One of the most interesting things I learned while looking up more about ASL this week was that March 13- April 15 is Deaf History Month.
Deaf History Month begins on the date in 1988 that Gallaudet University chose its first Deaf university president in response to student protests. Since Gallaudet is the world’s only university specifically for the Deaf, students wanted to have a Deaf rather than a hearing administrator. The movement, known as Deaf President Now, succeeded in securing the appointment of I. King Jordan, Gallaudet’s first Deaf president.
Another important event of Deaf History Month is April 8, 1864, the date that President Abraham Lincoln signed the school charter of Gallaudet University itself in response to a letter from the school’s administration. This school was the first to offer higher education specifically to the Deaf community, and continues to be known for its academics today.
Closing the month is April 15, 1817, when the American School for the Deaf, which was the first permanent Deaf public school, was formed in Hartford, Connecticut.
Deaf History Month is promoted by the Deaf community to raise awareness of the issues and culture of the community in the majority hearing culture.
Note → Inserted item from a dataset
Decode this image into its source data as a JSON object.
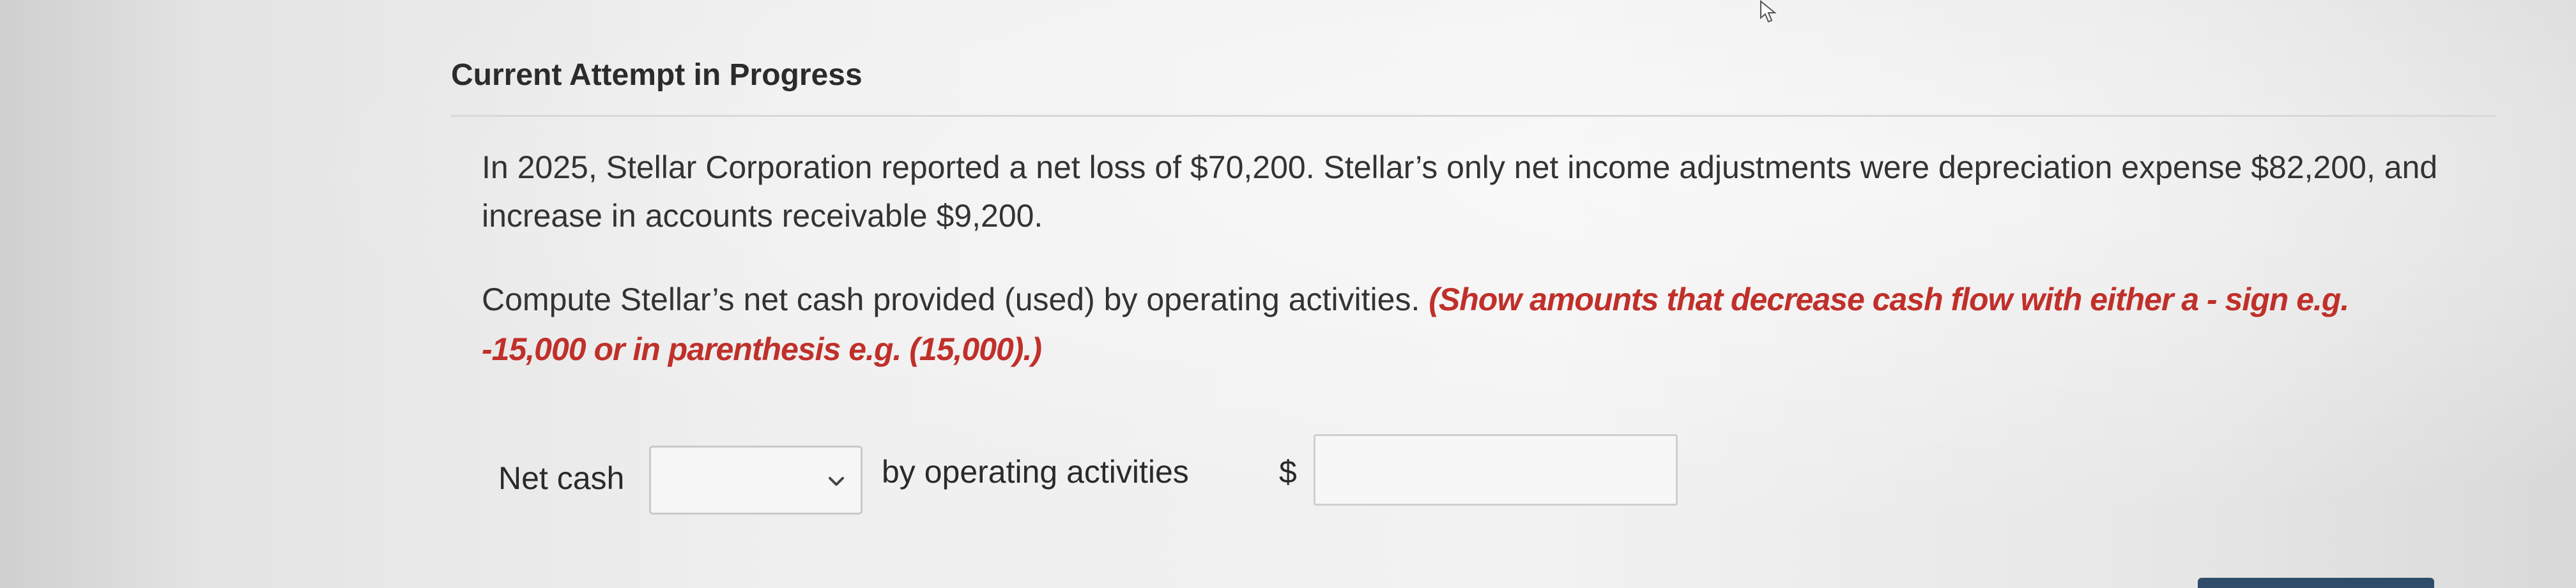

Deaf people often organize community-wide events to introduce others to their language and way of life.
I am looking forward to finding out more about Deaf history and culture not only during this month, but all year long as I continue to study ASL and the vibrant culture it is part of.